nationwide. The suggested price is $10b per year, which doesn't really sound all that bad. We already dump well over $20b a year on Pell Grants, which go to people well past their educational prime and is surely a big waste of money, so half that on 4 year olds doesn't sound so terrible.
But Obama and other proponents are touting it as some miracle investment that pays off its investment 7 fold. The claim seems preposterous on its face. Is there any good evidence of such a payoff?
Obama praised Georgia and Oklahoma, the latter in particular, for establishing such high-quality, universal pre-school. Oklahoma's went into effect in the 2000-2001 school year. So how'd they do? The NAEP tracks state performance every couple years or so. Those bragging about the program go on-and-on about how these pre-school students do far better than their peers in word recognition in first grade. Critics contend that whatever advantages might exist in first grade dissipate in later grades.
Since this is mostly intended to help "disadvantaged" students, lets look at the performance of black 4th grade students on reading. We'll look at Oklahoma, its neighbor Arkansas that does not have universal pre-school, the nation as a whole, and a large-city composite.
Oklahoma had a large increase in scores in 2007,
but it's not clear that this would have included the first class of universal pre-schoolers (presumably that first class would have still been in 3rd grade in 2007)
. and this cohort would have been the in the second class of universal pre-schoolers. But that year appears to have been a fluke, as the scores for 2009 and 2011 do not show any clear advantage for Oklahoma students.
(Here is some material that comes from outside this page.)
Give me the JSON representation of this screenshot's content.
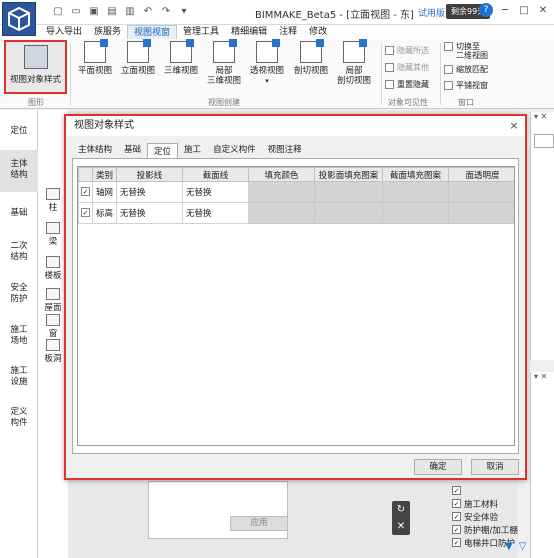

How about Math - Obama's always going on about how we need to better our STEM performance in order to compete internationally. Surely we must expect this awesome investment to demonstrate improved math performance among 4th graders. Here are the math results:
Again, there clearly improvements in Oklahoma scores, but not clearly any more than the comparison groups. Oklahoma students do indeed do better than their pre-school-less Arkansas neighbors, but that was the case 10 years ago, and over that period Arkansas scores have improved even more dramatically than Oklahoma's.
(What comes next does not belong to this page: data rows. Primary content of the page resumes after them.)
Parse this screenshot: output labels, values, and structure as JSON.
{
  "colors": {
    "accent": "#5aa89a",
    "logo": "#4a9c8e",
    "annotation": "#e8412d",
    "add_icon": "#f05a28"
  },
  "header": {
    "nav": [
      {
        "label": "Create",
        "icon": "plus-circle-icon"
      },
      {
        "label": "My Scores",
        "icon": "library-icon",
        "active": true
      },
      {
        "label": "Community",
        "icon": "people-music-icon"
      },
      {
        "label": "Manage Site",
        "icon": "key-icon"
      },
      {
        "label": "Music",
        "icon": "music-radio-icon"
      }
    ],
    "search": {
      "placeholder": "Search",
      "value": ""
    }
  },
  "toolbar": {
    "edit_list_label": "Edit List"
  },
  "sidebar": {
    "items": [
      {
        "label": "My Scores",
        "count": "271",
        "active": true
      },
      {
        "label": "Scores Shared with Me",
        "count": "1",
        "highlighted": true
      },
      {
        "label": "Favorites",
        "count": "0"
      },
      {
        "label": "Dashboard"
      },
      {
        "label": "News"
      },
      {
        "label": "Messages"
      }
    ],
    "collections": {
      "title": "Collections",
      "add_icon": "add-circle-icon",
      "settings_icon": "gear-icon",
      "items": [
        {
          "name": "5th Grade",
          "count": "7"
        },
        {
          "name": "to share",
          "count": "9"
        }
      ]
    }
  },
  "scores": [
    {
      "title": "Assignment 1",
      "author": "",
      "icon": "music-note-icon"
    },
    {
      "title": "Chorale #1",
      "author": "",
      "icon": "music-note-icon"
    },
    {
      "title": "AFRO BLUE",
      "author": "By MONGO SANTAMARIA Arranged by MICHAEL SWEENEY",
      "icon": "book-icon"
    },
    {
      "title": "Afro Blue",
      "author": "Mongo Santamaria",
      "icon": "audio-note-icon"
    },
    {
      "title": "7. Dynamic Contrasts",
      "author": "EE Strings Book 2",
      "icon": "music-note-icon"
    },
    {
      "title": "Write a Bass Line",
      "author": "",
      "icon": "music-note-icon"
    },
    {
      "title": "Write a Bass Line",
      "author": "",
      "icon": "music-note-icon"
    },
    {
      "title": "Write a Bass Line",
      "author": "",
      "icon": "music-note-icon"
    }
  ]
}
If universal pre-school is going to have such a powerful effect that it results in measurable performance improvements in adulthood, then surely this power should be clearly evident just 5 years later in 4th grade. Yet no such obvious improvement is visible for the much praised Oklahoma system.
Universal pre-school might be desirable for other reasons - like for working mothers - although for welfare mothers we hardly need any more incentives for them to have more kids. But it seems highly unlikely it will amount to much of an "investment." Perhaps in a few years we'll see some dramatic improvements - but until then there's no evidence it is any such thing. It would make sense to wait at least a few years to see if anything substantive develops.
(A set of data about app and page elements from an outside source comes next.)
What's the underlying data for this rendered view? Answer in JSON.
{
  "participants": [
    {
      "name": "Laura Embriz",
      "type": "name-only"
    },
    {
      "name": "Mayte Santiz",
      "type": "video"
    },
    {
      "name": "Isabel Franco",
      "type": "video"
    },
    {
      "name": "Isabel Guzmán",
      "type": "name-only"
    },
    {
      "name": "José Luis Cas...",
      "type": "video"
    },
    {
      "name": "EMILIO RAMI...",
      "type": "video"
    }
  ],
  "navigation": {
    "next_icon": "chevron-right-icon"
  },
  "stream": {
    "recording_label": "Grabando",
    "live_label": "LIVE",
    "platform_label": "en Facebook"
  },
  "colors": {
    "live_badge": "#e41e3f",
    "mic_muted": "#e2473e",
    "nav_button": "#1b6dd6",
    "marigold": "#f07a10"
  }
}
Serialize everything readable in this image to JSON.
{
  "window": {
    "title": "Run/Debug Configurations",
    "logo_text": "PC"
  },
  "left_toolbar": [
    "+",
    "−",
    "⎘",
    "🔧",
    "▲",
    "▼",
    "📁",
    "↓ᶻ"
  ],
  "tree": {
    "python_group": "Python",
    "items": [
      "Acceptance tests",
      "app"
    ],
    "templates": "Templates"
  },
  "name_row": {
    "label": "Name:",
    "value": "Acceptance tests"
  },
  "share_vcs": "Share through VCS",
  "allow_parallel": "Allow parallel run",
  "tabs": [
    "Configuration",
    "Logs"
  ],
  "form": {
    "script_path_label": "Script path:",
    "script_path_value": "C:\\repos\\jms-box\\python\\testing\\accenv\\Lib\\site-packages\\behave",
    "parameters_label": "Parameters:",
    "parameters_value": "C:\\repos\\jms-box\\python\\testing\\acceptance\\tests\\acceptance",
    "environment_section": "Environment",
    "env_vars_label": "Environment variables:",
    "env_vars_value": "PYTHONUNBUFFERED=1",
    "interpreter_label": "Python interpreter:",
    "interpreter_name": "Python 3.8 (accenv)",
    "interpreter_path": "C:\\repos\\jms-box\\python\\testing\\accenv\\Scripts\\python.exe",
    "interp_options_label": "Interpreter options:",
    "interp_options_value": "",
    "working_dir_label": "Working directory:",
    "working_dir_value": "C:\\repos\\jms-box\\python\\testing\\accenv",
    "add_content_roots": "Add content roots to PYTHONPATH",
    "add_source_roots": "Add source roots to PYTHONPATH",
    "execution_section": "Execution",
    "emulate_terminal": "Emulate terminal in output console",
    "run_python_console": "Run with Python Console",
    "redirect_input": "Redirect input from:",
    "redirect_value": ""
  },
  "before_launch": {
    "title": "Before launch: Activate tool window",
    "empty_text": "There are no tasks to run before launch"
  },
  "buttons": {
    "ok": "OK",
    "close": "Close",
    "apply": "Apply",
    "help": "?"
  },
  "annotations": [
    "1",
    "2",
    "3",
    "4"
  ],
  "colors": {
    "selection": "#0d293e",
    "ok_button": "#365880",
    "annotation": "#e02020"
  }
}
Update (2/15 8:10am EST):
Looking at 8th grade reading, again there is a bit of a spike, but no clear positive trend that differs from either neighboring state Arkansas or national trends. In fact, the 2009 spike we see would pre-date the first univesal-pre-school class, which would have been in 7th grade at the time. Of course that means only one such class is visible among 8th grade NAEP assessments - the 2011 assessment. But no increase is notable.